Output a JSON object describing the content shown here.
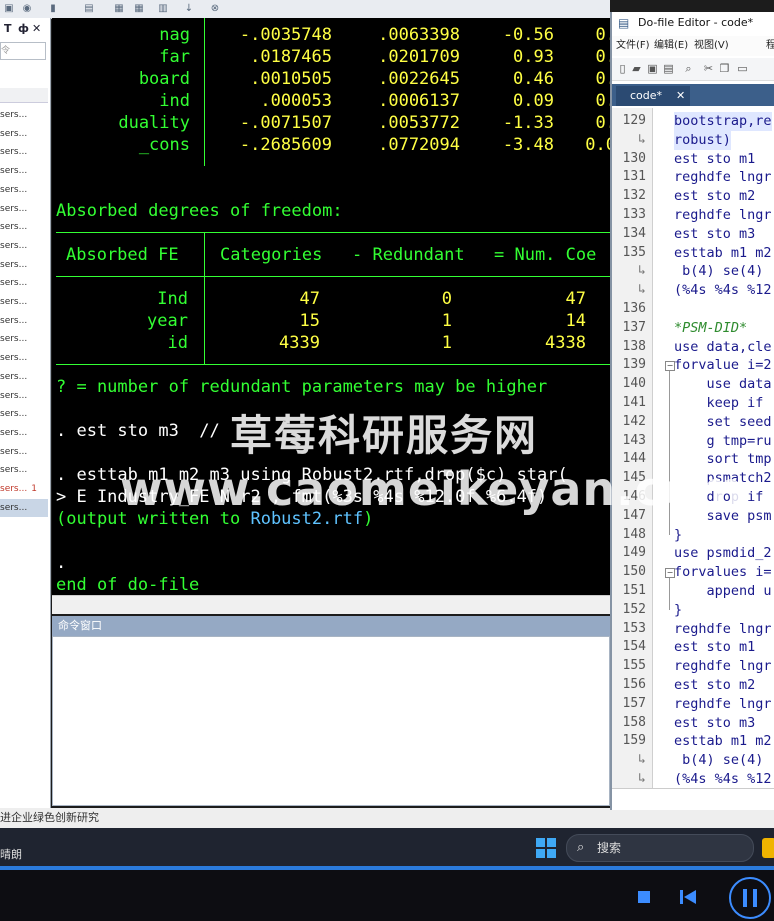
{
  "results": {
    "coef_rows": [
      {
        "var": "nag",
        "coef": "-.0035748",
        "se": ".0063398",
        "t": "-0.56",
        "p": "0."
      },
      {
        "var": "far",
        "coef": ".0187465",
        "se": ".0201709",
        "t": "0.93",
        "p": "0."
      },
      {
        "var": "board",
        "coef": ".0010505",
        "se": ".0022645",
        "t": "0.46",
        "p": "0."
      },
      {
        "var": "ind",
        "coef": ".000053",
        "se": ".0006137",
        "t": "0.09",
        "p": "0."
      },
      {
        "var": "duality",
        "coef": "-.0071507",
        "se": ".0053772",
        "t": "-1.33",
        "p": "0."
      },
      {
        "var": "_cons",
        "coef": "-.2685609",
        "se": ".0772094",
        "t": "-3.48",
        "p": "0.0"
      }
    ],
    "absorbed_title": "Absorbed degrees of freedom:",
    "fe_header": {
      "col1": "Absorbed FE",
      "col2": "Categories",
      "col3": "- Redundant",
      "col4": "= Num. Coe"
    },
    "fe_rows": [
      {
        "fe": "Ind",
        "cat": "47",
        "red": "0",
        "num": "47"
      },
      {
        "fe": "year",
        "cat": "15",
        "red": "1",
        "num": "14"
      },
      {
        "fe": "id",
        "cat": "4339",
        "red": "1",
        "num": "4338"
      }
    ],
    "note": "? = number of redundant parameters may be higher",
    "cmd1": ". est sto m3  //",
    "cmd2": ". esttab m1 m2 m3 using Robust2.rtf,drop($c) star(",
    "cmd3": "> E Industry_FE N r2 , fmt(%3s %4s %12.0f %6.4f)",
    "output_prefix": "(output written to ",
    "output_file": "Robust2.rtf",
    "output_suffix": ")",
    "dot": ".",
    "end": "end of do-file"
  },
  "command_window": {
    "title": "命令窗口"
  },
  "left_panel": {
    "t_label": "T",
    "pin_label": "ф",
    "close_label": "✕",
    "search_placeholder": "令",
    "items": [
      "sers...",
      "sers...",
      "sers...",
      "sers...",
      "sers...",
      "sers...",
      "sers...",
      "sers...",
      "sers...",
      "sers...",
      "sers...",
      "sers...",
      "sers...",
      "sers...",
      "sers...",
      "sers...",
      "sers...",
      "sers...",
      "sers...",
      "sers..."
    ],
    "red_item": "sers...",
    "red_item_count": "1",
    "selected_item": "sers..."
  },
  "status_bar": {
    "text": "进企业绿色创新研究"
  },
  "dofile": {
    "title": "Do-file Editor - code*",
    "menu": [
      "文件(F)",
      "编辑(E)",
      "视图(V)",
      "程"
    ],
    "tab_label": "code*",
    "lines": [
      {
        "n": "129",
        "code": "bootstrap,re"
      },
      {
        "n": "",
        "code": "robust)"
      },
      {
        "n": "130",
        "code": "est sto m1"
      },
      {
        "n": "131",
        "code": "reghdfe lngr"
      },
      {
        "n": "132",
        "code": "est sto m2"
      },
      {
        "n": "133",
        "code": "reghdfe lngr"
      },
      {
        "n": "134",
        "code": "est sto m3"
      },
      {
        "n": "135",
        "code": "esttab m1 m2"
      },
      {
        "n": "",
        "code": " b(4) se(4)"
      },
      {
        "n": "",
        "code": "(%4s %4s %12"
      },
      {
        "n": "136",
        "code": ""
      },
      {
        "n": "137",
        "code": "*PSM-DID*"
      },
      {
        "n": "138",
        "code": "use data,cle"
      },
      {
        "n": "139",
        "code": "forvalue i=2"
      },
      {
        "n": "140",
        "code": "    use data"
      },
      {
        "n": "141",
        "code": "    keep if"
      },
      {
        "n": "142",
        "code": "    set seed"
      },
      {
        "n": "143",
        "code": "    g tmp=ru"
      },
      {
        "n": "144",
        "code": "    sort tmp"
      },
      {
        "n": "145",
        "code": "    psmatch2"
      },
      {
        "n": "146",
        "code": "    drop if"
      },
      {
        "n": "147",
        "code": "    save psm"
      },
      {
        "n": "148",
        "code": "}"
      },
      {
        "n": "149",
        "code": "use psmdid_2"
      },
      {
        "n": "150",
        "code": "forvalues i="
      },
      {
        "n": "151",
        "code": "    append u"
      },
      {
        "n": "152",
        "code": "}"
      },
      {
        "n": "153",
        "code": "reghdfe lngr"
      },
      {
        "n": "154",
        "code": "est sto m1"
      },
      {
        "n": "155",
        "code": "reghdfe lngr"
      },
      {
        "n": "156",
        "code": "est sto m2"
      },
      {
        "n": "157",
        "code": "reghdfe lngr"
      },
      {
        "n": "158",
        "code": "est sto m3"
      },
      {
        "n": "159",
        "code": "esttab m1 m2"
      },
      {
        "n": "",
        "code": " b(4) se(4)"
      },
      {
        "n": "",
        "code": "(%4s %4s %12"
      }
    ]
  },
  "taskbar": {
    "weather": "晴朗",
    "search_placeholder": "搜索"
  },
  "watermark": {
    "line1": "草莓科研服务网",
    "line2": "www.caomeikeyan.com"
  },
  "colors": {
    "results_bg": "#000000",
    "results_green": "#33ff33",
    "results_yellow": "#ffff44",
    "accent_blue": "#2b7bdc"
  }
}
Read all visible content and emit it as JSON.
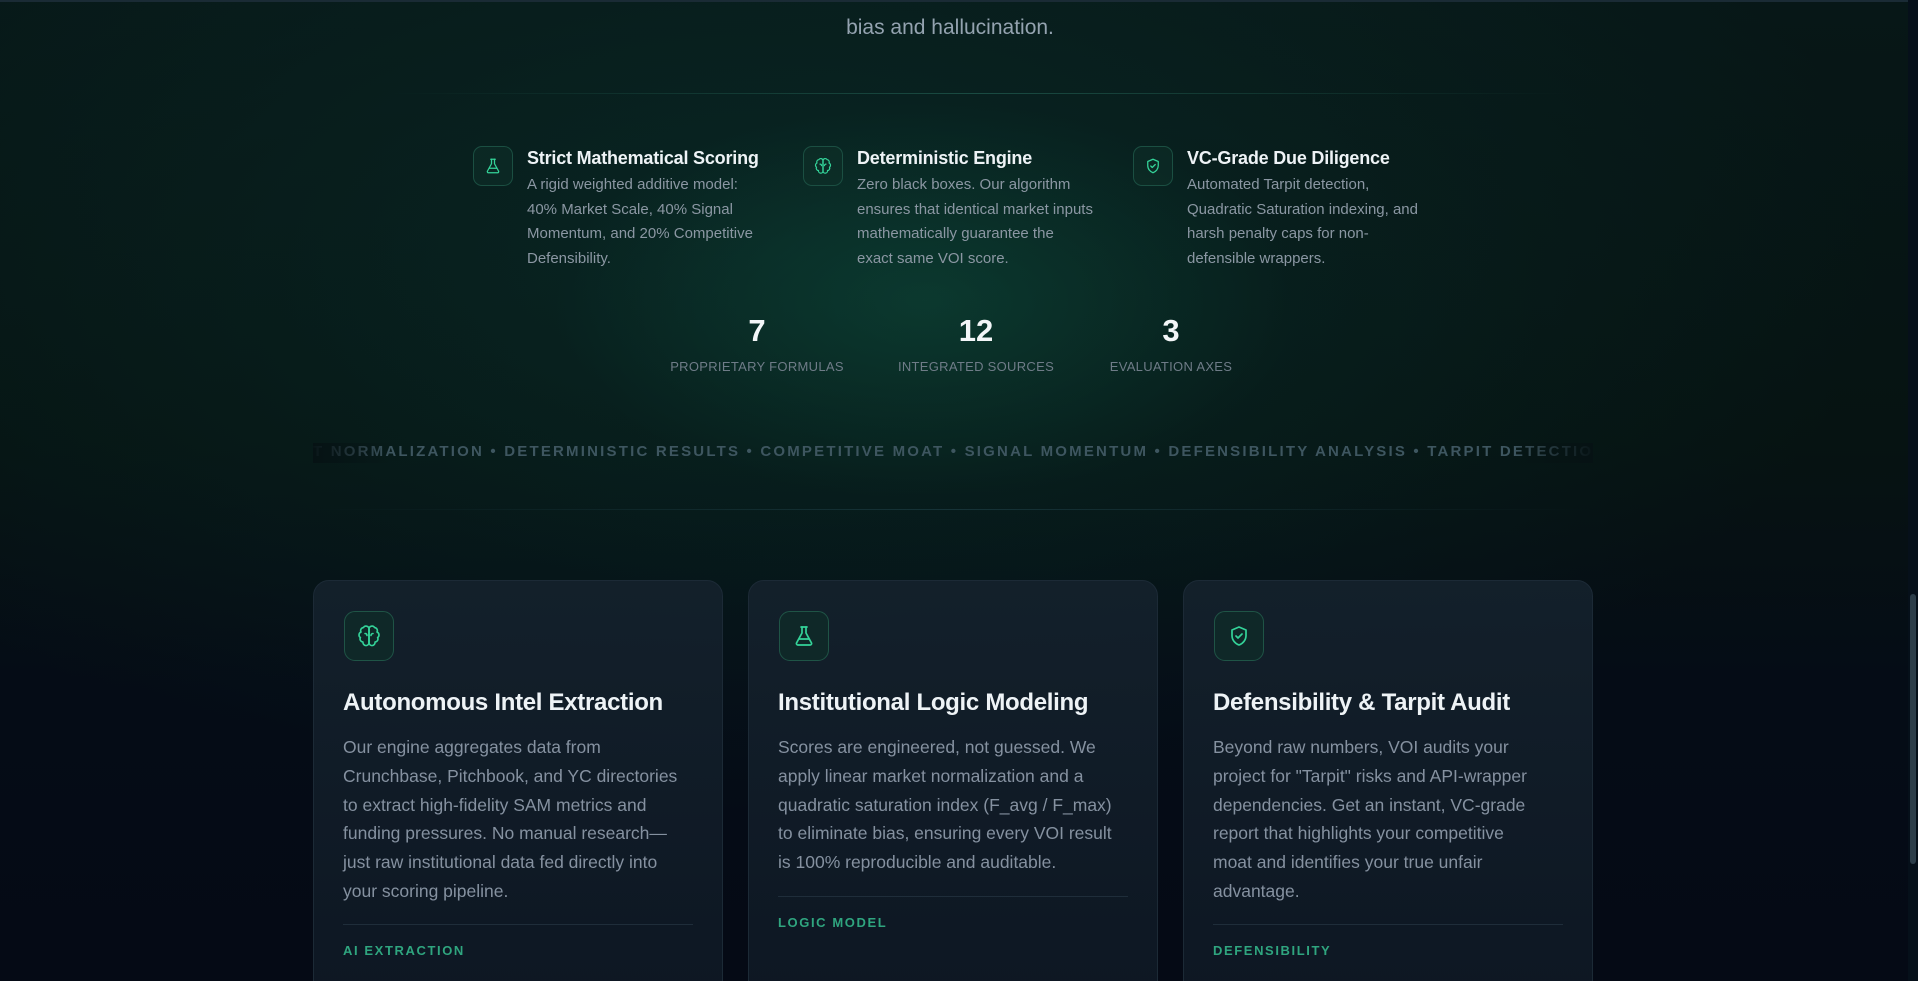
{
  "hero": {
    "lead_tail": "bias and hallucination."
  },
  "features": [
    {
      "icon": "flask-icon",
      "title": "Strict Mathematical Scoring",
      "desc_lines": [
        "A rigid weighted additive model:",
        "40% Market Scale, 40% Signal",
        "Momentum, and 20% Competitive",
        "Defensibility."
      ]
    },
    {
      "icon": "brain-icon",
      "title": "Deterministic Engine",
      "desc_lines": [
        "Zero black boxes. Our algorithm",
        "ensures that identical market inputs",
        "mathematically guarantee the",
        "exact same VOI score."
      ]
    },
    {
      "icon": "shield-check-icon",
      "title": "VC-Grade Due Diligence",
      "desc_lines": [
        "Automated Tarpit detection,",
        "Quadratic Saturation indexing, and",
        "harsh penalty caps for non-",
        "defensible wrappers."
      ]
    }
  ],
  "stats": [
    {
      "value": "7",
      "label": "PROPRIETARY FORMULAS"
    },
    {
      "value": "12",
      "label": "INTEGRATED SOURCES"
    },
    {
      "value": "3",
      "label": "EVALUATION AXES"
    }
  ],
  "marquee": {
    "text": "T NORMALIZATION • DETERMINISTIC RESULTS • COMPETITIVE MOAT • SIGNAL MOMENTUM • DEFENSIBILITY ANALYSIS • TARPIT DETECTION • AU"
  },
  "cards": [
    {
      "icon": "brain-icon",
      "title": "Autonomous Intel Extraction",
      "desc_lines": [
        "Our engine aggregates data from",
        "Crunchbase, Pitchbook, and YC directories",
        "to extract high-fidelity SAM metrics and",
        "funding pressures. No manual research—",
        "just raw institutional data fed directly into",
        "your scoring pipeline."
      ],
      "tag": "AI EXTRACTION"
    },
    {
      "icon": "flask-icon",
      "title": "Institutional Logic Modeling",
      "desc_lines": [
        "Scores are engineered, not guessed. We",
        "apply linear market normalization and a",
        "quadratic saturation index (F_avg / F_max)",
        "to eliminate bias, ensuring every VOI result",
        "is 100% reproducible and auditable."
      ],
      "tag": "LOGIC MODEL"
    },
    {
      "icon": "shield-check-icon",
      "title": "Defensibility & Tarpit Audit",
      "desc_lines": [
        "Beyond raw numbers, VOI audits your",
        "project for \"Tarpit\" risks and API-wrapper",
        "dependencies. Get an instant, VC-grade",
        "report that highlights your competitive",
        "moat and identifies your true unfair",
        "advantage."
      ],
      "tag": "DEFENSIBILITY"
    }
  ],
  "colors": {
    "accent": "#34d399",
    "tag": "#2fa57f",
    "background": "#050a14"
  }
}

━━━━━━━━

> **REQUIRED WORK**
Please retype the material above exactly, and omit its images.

> **ANSWER TO THE EXERCISE**
Output a JSON object describing the content shown here.
{
  "results": {
    "coef_rows": [
      {
        "var": "nag",
        "coef": "-.0035748",
        "se": ".0063398",
        "t": "-0.56",
        "p": "0."
      },
      {
        "var": "far",
        "coef": ".0187465",
        "se": ".0201709",
        "t": "0.93",
        "p": "0."
      },
      {
        "var": "board",
        "coef": ".0010505",
        "se": ".0022645",
        "t": "0.46",
        "p": "0."
      },
      {
        "var": "ind",
        "coef": ".000053",
        "se": ".0006137",
        "t": "0.09",
        "p": "0."
      },
      {
        "var": "duality",
        "coef": "-.0071507",
        "se": ".0053772",
        "t": "-1.33",
        "p": "0."
      },
      {
        "var": "_cons",
        "coef": "-.2685609",
        "se": ".0772094",
        "t": "-3.48",
        "p": "0.0"
      }
    ],
    "absorbed_title": "Absorbed degrees of freedom:",
    "fe_header": {
      "col1": "Absorbed FE",
      "col2": "Categories",
      "col3": "- Redundant",
      "col4": "= Num. Coe"
    },
    "fe_rows": [
      {
        "fe": "Ind",
        "cat": "47",
        "red": "0",
        "num": "47"
      },
      {
        "fe": "year",
        "cat": "15",
        "red": "1",
        "num": "14"
      },
      {
        "fe": "id",
        "cat": "4339",
        "red": "1",
        "num": "4338"
      }
    ],
    "note": "? = number of redundant parameters may be higher",
    "cmd1": ". est sto m3  //",
    "cmd2": ". esttab m1 m2 m3 using Robust2.rtf,drop($c) star(",
    "cmd3": "> E Industry_FE N r2 , fmt(%3s %4s %12.0f %6.4f)",
    "output_prefix": "(output written to ",
    "output_file": "Robust2.rtf",
    "output_suffix": ")",
    "dot": ".",
    "end": "end of do-file"
  },
  "command_window": {
    "title": "命令窗口"
  },
  "left_panel": {
    "t_label": "T",
    "pin_label": "ф",
    "close_label": "✕",
    "search_placeholder": "令",
    "items": [
      "sers...",
      "sers...",
      "sers...",
      "sers...",
      "sers...",
      "sers...",
      "sers...",
      "sers...",
      "sers...",
      "sers...",
      "sers...",
      "sers...",
      "sers...",
      "sers...",
      "sers...",
      "sers...",
      "sers...",
      "sers...",
      "sers...",
      "sers..."
    ],
    "red_item": "sers...",
    "red_item_count": "1",
    "selected_item": "sers..."
  },
  "status_bar": {
    "text": "进企业绿色创新研究"
  },
  "dofile": {
    "title": "Do-file Editor - code*",
    "menu": [
      "文件(F)",
      "编辑(E)",
      "视图(V)",
      "程"
    ],
    "tab_label": "code*",
    "lines": [
      {
        "n": "129",
        "code": "bootstrap,re"
      },
      {
        "n": "",
        "code": "robust)"
      },
      {
        "n": "130",
        "code": "est sto m1"
      },
      {
        "n": "131",
        "code": "reghdfe lngr"
      },
      {
        "n": "132",
        "code": "est sto m2"
      },
      {
        "n": "133",
        "code": "reghdfe lngr"
      },
      {
        "n": "134",
        "code": "est sto m3"
      },
      {
        "n": "135",
        "code": "esttab m1 m2"
      },
      {
        "n": "",
        "code": " b(4) se(4)"
      },
      {
        "n": "",
        "code": "(%4s %4s %12"
      },
      {
        "n": "136",
        "code": ""
      },
      {
        "n": "137",
        "code": "*PSM-DID*"
      },
      {
        "n": "138",
        "code": "use data,cle"
      },
      {
        "n": "139",
        "code": "forvalue i=2"
      },
      {
        "n": "140",
        "code": "    use data"
      },
      {
        "n": "141",
        "code": "    keep if"
      },
      {
        "n": "142",
        "code": "    set seed"
      },
      {
        "n": "143",
        "code": "    g tmp=ru"
      },
      {
        "n": "144",
        "code": "    sort tmp"
      },
      {
        "n": "145",
        "code": "    psmatch2"
      },
      {
        "n": "146",
        "code": "    drop if"
      },
      {
        "n": "147",
        "code": "    save psm"
      },
      {
        "n": "148",
        "code": "}"
      },
      {
        "n": "149",
        "code": "use psmdid_2"
      },
      {
        "n": "150",
        "code": "forvalues i="
      },
      {
        "n": "151",
        "code": "    append u"
      },
      {
        "n": "152",
        "code": "}"
      },
      {
        "n": "153",
        "code": "reghdfe lngr"
      },
      {
        "n": "154",
        "code": "est sto m1"
      },
      {
        "n": "155",
        "code": "reghdfe lngr"
      },
      {
        "n": "156",
        "code": "est sto m2"
      },
      {
        "n": "157",
        "code": "reghdfe lngr"
      },
      {
        "n": "158",
        "code": "est sto m3"
      },
      {
        "n": "159",
        "code": "esttab m1 m2"
      },
      {
        "n": "",
        "code": " b(4) se(4)"
      },
      {
        "n": "",
        "code": "(%4s %4s %12"
      }
    ]
  },
  "taskbar": {
    "weather": "晴朗",
    "search_placeholder": "搜索"
  },
  "watermark": {
    "line1": "草莓科研服务网",
    "line2": "www.caomeikeyan.com"
  },
  "colors": {
    "results_bg": "#000000",
    "results_green": "#33ff33",
    "results_yellow": "#ffff44",
    "accent_blue": "#2b7bdc"
  }
}
Read all visible content and emit it as JSON.
{
  "hero": {
    "lead_tail": "bias and hallucination."
  },
  "features": [
    {
      "icon": "flask-icon",
      "title": "Strict Mathematical Scoring",
      "desc_lines": [
        "A rigid weighted additive model:",
        "40% Market Scale, 40% Signal",
        "Momentum, and 20% Competitive",
        "Defensibility."
      ]
    },
    {
      "icon": "brain-icon",
      "title": "Deterministic Engine",
      "desc_lines": [
        "Zero black boxes. Our algorithm",
        "ensures that identical market inputs",
        "mathematically guarantee the",
        "exact same VOI score."
      ]
    },
    {
      "icon": "shield-check-icon",
      "title": "VC-Grade Due Diligence",
      "desc_lines": [
        "Automated Tarpit detection,",
        "Quadratic Saturation indexing, and",
        "harsh penalty caps for non-",
        "defensible wrappers."
      ]
    }
  ],
  "stats": [
    {
      "value": "7",
      "label": "PROPRIETARY FORMULAS"
    },
    {
      "value": "12",
      "label": "INTEGRATED SOURCES"
    },
    {
      "value": "3",
      "label": "EVALUATION AXES"
    }
  ],
  "marquee": {
    "text": "T NORMALIZATION • DETERMINISTIC RESULTS • COMPETITIVE MOAT • SIGNAL MOMENTUM • DEFENSIBILITY ANALYSIS • TARPIT DETECTION • AU"
  },
  "cards": [
    {
      "icon": "brain-icon",
      "title": "Autonomous Intel Extraction",
      "desc_lines": [
        "Our engine aggregates data from",
        "Crunchbase, Pitchbook, and YC directories",
        "to extract high-fidelity SAM metrics and",
        "funding pressures. No manual research—",
        "just raw institutional data fed directly into",
        "your scoring pipeline."
      ],
      "tag": "AI EXTRACTION"
    },
    {
      "icon": "flask-icon",
      "title": "Institutional Logic Modeling",
      "desc_lines": [
        "Scores are engineered, not guessed. We",
        "apply linear market normalization and a",
        "quadratic saturation index (F_avg / F_max)",
        "to eliminate bias, ensuring every VOI result",
        "is 100% reproducible and auditable."
      ],
      "tag": "LOGIC MODEL"
    },
    {
      "icon": "shield-check-icon",
      "title": "Defensibility & Tarpit Audit",
      "desc_lines": [
        "Beyond raw numbers, VOI audits your",
        "project for \"Tarpit\" risks and API-wrapper",
        "dependencies. Get an instant, VC-grade",
        "report that highlights your competitive",
        "moat and identifies your true unfair",
        "advantage."
      ],
      "tag": "DEFENSIBILITY"
    }
  ],
  "colors": {
    "accent": "#34d399",
    "tag": "#2fa57f",
    "background": "#050a14"
  }
}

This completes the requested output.